■ Data to process:
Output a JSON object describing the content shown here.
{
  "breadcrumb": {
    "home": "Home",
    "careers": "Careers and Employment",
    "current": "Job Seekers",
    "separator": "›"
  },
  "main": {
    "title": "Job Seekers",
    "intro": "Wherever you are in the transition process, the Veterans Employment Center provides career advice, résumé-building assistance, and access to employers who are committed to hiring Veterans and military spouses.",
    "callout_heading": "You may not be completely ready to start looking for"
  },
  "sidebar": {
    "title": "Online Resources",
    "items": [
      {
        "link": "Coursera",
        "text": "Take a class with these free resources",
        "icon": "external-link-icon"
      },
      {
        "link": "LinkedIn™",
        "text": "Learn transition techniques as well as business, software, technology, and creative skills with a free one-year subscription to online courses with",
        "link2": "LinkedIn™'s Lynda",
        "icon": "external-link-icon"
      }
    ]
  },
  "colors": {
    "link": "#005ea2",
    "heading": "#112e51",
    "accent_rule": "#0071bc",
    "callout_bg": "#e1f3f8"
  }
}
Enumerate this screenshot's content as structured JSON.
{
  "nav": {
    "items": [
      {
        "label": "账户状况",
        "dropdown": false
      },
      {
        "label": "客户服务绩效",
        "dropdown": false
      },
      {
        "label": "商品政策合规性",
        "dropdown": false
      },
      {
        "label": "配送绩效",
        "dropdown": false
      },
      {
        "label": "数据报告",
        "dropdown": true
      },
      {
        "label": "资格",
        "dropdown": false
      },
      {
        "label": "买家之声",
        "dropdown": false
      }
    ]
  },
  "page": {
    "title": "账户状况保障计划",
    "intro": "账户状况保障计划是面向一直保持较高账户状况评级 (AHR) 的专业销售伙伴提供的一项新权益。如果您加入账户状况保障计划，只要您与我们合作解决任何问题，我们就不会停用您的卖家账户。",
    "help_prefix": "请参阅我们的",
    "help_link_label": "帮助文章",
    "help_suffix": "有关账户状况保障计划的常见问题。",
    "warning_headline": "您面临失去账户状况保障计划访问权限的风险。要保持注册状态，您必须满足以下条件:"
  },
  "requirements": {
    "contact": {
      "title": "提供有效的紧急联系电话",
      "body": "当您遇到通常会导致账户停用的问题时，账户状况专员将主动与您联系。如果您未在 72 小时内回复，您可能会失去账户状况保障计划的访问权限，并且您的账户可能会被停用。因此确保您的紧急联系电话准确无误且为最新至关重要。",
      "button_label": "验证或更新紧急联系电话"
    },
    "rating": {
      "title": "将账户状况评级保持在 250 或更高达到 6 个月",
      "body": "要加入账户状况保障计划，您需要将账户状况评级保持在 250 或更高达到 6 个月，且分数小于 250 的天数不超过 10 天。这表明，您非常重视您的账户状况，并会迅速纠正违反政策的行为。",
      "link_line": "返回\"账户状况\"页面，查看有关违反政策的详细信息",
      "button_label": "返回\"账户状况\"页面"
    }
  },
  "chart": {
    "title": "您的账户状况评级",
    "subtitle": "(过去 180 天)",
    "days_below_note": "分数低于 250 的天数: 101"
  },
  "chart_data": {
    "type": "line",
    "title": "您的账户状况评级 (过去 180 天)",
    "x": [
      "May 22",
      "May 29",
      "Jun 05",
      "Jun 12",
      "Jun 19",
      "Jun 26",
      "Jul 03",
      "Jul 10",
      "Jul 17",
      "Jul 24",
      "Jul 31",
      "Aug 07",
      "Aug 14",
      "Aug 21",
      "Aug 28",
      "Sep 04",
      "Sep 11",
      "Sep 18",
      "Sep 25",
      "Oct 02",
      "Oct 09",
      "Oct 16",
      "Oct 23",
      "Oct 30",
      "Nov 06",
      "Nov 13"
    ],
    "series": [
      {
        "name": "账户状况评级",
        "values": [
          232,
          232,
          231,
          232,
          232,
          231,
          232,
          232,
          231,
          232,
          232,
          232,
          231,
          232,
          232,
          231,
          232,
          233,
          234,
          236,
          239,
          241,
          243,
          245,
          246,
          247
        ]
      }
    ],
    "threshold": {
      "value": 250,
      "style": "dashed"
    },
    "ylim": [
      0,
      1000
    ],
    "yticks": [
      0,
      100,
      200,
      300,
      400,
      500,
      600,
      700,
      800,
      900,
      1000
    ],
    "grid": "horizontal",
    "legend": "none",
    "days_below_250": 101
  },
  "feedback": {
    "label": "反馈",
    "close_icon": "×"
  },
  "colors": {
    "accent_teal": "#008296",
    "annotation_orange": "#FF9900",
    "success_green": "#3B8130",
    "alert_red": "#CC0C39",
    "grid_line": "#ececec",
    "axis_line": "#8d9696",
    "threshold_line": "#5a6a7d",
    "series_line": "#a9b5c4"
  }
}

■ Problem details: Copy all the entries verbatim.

■ Result of the exercise:
Output a JSON object describing the content shown here.
{
  "breadcrumb": {
    "home": "Home",
    "careers": "Careers and Employment",
    "current": "Job Seekers",
    "separator": "›"
  },
  "main": {
    "title": "Job Seekers",
    "intro": "Wherever you are in the transition process, the Veterans Employment Center provides career advice, résumé-building assistance, and access to employers who are committed to hiring Veterans and military spouses.",
    "callout_heading": "You may not be completely ready to start looking for"
  },
  "sidebar": {
    "title": "Online Resources",
    "items": [
      {
        "link": "Coursera",
        "text": "Take a class with these free resources",
        "icon": "external-link-icon"
      },
      {
        "link": "LinkedIn™",
        "text": "Learn transition techniques as well as business, software, technology, and creative skills with a free one-year subscription to online courses with",
        "link2": "LinkedIn™'s Lynda",
        "icon": "external-link-icon"
      }
    ]
  },
  "colors": {
    "link": "#005ea2",
    "heading": "#112e51",
    "accent_rule": "#0071bc",
    "callout_bg": "#e1f3f8"
  }
}
Enumerate this screenshot's content as structured JSON.
{
  "nav": {
    "items": [
      {
        "label": "账户状况",
        "dropdown": false
      },
      {
        "label": "客户服务绩效",
        "dropdown": false
      },
      {
        "label": "商品政策合规性",
        "dropdown": false
      },
      {
        "label": "配送绩效",
        "dropdown": false
      },
      {
        "label": "数据报告",
        "dropdown": true
      },
      {
        "label": "资格",
        "dropdown": false
      },
      {
        "label": "买家之声",
        "dropdown": false
      }
    ]
  },
  "page": {
    "title": "账户状况保障计划",
    "intro": "账户状况保障计划是面向一直保持较高账户状况评级 (AHR) 的专业销售伙伴提供的一项新权益。如果您加入账户状况保障计划，只要您与我们合作解决任何问题，我们就不会停用您的卖家账户。",
    "help_prefix": "请参阅我们的",
    "help_link_label": "帮助文章",
    "help_suffix": "有关账户状况保障计划的常见问题。",
    "warning_headline": "您面临失去账户状况保障计划访问权限的风险。要保持注册状态，您必须满足以下条件:"
  },
  "requirements": {
    "contact": {
      "title": "提供有效的紧急联系电话",
      "body": "当您遇到通常会导致账户停用的问题时，账户状况专员将主动与您联系。如果您未在 72 小时内回复，您可能会失去账户状况保障计划的访问权限，并且您的账户可能会被停用。因此确保您的紧急联系电话准确无误且为最新至关重要。",
      "button_label": "验证或更新紧急联系电话"
    },
    "rating": {
      "title": "将账户状况评级保持在 250 或更高达到 6 个月",
      "body": "要加入账户状况保障计划，您需要将账户状况评级保持在 250 或更高达到 6 个月，且分数小于 250 的天数不超过 10 天。这表明，您非常重视您的账户状况，并会迅速纠正违反政策的行为。",
      "link_line": "返回\"账户状况\"页面，查看有关违反政策的详细信息",
      "button_label": "返回\"账户状况\"页面"
    }
  },
  "chart": {
    "title": "您的账户状况评级",
    "subtitle": "(过去 180 天)",
    "days_below_note": "分数低于 250 的天数: 101"
  },
  "chart_data": {
    "type": "line",
    "title": "您的账户状况评级 (过去 180 天)",
    "x": [
      "May 22",
      "May 29",
      "Jun 05",
      "Jun 12",
      "Jun 19",
      "Jun 26",
      "Jul 03",
      "Jul 10",
      "Jul 17",
      "Jul 24",
      "Jul 31",
      "Aug 07",
      "Aug 14",
      "Aug 21",
      "Aug 28",
      "Sep 04",
      "Sep 11",
      "Sep 18",
      "Sep 25",
      "Oct 02",
      "Oct 09",
      "Oct 16",
      "Oct 23",
      "Oct 30",
      "Nov 06",
      "Nov 13"
    ],
    "series": [
      {
        "name": "账户状况评级",
        "values": [
          232,
          232,
          231,
          232,
          232,
          231,
          232,
          232,
          231,
          232,
          232,
          232,
          231,
          232,
          232,
          231,
          232,
          233,
          234,
          236,
          239,
          241,
          243,
          245,
          246,
          247
        ]
      }
    ],
    "threshold": {
      "value": 250,
      "style": "dashed"
    },
    "ylim": [
      0,
      1000
    ],
    "yticks": [
      0,
      100,
      200,
      300,
      400,
      500,
      600,
      700,
      800,
      900,
      1000
    ],
    "grid": "horizontal",
    "legend": "none",
    "days_below_250": 101
  },
  "feedback": {
    "label": "反馈",
    "close_icon": "×"
  },
  "colors": {
    "accent_teal": "#008296",
    "annotation_orange": "#FF9900",
    "success_green": "#3B8130",
    "alert_red": "#CC0C39",
    "grid_line": "#ececec",
    "axis_line": "#8d9696",
    "threshold_line": "#5a6a7d",
    "series_line": "#a9b5c4"
  }
}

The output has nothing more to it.